In this October 2007 archive photo, three Maasai girls carry wood as they return to their huts in Pakase village some 180 km south of Nairobi, near the border with Tanzania. REUTERS/Radu Sigheti
Rangelands threatened further as pastoralists struggling to graze animals sell firewood so their families can eat
NAMANGA, Tanzania, Nov 9 (Thomson Reuters Foundation) – It is only 6 am but Veronica Lemungat is already setting up shop at the Namanga open-air market, on the Tanzania-Kenya border. She brushes twigs off her striped red and blue dress, and places a bundle of firewood at her feet.
Her back still aches from carrying the 10 kg (22 lb) load on the two-hour journey from Longindo, her village in northern Tanzania.
“I collect the firewood from the bush in the evening and go to the market in the morning because it is not too hot,” she explained.
Prolonged periods of drought in the region have depleted grazing land, forcing pastoralists to travel with their herds for weeks at a time – sometimes months – to look for greener pastures.
With their men gone, pastoralist women like Lemungat must find new ways to boost their income – by collecting and selling firewood, for example.
“Drought dries up rangeland vegetation, making firewood readily available in the bush,” Lemungat told the Thomson Reuters Foundation.
For a 10 kg bundle of firewood, the mother of three makes 4,310 Tanzanian shillings (about $2) each day.
“With this money, I buy maize flour and vegetables to cook for my family,” she said. “It’s better than staying at home like I used to, with only sour milk to survive on during drought.”
Although Tanzanian law doesn’t expressly forbid collecting firewood in the wild, the country’s minister for agriculture, livestock and fisheries, Charles John Tizeba, told a conference in Nairobi in September the practice could lead to deforestation and encroachment of protected areas.
Harvesting rangeland vegetation is illegal in Kenya, however, which drives Kenyan traders to cross the border at Namanga, looking for firewood.
“I rely on firewood to make charcoal,” said Thomas Mwanzia, a Kenyan charcoal trader who buys wood at the Namanga market.
“Getting firewood in Kenya is becoming very difficult because the government protects natural resources like forests and rangelands.”
Another looming threat for Lemungat and other traders is Tanzanian youth, who have also identified firewood as a potential income source and trade it riding motorbikes.
“A motorbike can carry five times what I can carry on my back and reach the market faster,” said Lemungat. “The higher number of sellers is bringing firewood prices down in Tanzania.”
Collecting and selling firewood is not what she had hoped for in life.
In 2014, she tried to convince her husband to sell part of the family’s livestock and use the money to invest in a fresh milk business in Namanga. But he refused, saying his animals were more important.
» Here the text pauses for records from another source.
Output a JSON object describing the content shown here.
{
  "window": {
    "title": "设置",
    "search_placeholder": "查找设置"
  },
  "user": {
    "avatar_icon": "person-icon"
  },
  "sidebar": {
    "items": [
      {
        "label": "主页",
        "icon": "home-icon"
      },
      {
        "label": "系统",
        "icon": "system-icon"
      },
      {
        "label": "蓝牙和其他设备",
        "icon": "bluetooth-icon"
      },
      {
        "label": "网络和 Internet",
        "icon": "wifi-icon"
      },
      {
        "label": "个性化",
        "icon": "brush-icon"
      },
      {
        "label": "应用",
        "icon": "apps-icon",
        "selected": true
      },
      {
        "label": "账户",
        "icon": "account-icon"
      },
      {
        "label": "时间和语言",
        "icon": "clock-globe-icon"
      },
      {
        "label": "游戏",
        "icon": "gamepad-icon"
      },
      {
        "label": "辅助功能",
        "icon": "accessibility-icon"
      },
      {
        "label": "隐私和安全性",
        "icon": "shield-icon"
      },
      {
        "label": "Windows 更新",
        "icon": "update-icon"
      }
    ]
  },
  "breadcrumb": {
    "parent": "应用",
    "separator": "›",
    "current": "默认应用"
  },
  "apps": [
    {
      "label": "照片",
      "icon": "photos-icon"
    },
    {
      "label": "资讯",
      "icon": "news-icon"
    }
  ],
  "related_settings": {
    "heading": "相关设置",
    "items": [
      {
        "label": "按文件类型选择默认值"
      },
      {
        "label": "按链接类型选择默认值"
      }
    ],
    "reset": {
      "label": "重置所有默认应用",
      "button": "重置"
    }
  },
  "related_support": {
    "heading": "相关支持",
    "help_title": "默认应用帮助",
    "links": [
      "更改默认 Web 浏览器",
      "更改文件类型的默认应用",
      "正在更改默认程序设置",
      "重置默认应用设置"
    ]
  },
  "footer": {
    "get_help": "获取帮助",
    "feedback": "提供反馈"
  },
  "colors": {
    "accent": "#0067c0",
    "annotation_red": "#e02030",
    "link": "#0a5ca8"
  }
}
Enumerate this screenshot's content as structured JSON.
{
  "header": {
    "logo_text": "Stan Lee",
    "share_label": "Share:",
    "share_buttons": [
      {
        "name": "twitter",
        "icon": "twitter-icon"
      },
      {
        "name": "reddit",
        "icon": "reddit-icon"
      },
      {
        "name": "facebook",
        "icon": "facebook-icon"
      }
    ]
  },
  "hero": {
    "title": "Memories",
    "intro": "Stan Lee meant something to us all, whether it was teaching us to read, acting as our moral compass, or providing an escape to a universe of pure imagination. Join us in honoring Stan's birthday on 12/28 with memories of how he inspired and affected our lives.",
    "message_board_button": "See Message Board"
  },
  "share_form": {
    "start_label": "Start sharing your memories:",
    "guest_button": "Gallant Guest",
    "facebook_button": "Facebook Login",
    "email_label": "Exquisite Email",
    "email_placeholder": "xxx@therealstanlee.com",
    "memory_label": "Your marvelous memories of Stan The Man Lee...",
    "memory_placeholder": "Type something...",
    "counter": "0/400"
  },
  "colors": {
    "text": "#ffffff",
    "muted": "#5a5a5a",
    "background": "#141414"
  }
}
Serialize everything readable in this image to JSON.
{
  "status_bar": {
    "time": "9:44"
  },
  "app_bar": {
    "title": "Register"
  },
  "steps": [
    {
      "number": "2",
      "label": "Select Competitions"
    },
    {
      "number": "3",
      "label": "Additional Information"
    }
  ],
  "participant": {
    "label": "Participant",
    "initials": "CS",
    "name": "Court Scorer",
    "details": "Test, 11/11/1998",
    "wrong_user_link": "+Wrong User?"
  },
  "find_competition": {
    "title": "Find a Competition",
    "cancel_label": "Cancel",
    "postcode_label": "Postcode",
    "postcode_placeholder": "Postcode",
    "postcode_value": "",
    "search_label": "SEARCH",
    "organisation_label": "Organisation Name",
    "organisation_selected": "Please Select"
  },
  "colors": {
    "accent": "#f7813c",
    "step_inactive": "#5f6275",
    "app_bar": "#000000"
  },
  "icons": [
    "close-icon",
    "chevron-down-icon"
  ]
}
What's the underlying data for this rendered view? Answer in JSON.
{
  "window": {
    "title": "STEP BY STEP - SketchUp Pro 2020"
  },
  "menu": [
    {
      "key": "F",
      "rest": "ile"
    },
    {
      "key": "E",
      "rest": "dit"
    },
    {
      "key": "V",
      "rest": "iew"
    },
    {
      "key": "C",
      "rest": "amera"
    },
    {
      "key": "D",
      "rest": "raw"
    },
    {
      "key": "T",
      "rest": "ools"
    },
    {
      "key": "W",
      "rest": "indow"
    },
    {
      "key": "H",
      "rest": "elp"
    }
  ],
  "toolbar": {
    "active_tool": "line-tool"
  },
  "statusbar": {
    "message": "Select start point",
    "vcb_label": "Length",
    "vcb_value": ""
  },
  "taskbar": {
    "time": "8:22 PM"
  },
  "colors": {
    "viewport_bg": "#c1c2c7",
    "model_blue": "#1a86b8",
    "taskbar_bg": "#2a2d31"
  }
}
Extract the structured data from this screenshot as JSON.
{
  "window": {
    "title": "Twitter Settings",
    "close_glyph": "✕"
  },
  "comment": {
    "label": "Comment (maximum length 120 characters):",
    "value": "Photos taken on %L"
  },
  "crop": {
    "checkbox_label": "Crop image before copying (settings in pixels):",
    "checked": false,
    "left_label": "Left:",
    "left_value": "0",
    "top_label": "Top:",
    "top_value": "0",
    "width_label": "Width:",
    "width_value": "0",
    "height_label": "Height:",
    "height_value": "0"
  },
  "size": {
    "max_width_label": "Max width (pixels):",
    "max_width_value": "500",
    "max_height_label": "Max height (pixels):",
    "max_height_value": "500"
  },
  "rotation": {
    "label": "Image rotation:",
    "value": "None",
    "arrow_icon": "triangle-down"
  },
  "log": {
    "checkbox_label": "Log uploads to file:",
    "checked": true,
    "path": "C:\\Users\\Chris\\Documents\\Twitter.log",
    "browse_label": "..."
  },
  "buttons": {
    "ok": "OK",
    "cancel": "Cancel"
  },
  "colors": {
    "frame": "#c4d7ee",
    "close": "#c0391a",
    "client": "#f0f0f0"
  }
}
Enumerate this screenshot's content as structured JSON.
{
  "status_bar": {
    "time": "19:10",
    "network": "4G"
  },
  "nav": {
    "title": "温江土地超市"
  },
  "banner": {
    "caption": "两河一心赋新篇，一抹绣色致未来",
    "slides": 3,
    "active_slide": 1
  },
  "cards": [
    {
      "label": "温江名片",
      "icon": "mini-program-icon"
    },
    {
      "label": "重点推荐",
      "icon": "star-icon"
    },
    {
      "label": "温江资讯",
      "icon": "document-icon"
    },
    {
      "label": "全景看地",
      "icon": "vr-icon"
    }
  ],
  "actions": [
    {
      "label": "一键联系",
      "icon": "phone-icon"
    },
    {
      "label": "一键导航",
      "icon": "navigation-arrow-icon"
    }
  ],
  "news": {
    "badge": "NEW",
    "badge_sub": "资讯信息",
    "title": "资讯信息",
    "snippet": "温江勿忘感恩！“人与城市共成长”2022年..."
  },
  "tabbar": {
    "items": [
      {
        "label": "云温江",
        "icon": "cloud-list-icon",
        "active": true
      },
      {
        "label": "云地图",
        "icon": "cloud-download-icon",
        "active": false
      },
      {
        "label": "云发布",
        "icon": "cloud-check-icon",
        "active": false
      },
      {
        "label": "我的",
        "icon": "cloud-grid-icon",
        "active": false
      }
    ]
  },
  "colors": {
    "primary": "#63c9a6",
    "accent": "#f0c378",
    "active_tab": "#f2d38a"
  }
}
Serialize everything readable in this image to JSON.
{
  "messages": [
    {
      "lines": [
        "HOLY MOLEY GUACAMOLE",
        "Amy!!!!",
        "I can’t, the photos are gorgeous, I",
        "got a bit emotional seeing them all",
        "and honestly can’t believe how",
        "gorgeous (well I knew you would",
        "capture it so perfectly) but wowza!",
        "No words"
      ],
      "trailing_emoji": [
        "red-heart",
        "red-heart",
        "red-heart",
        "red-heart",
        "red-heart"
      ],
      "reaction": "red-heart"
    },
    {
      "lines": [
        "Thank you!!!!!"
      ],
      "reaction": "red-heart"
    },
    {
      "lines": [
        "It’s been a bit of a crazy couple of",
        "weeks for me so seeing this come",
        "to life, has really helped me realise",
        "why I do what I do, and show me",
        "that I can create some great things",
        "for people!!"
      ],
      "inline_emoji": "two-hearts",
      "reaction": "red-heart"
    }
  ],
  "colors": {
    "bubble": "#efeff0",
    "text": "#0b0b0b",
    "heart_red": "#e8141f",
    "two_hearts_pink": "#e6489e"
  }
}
According to Hellen Ntinina, a Maasai community leader in Namanga, “the main occupation among the Maasai is livestock herding – a man who owns livestock is respected by others”.
BRACELETS AND BEES
Dyno Keatinge, chair of the Association of International Research and Development Centers for Agriculture, a food security alliance, acknowledged that practices like collecting firewood may lead to deforestation in East African countries without laws to protect forests and the environment.
But there are other ways for pastoralists to boost their income without depleting rangelands, he added.
“Rather than directly exploiting natural resources, herders should have a good mixture of income-boosting activities to then withstand recurring drought if needed,” he said.
“Maasai women, for instance, are very good at making ornaments like bracelets and necklaces – the government should support that activity by linking the women to markets.”
George Marona, a community elder in Namanga, said non-profit groups like World Neighbors are training communities to set up modern beehives on rangelands, instead of harvesting the vegetation for firewood and charcoal burning.
The beehives have wooden frames where the honey is stored, which can be removed without crushing the bees, he said.
“This prevents people from using fire to scare away bees and harvest honey, as they normally do for traditional beehives, with flames that can lead to dangerous bush fires,” he explained.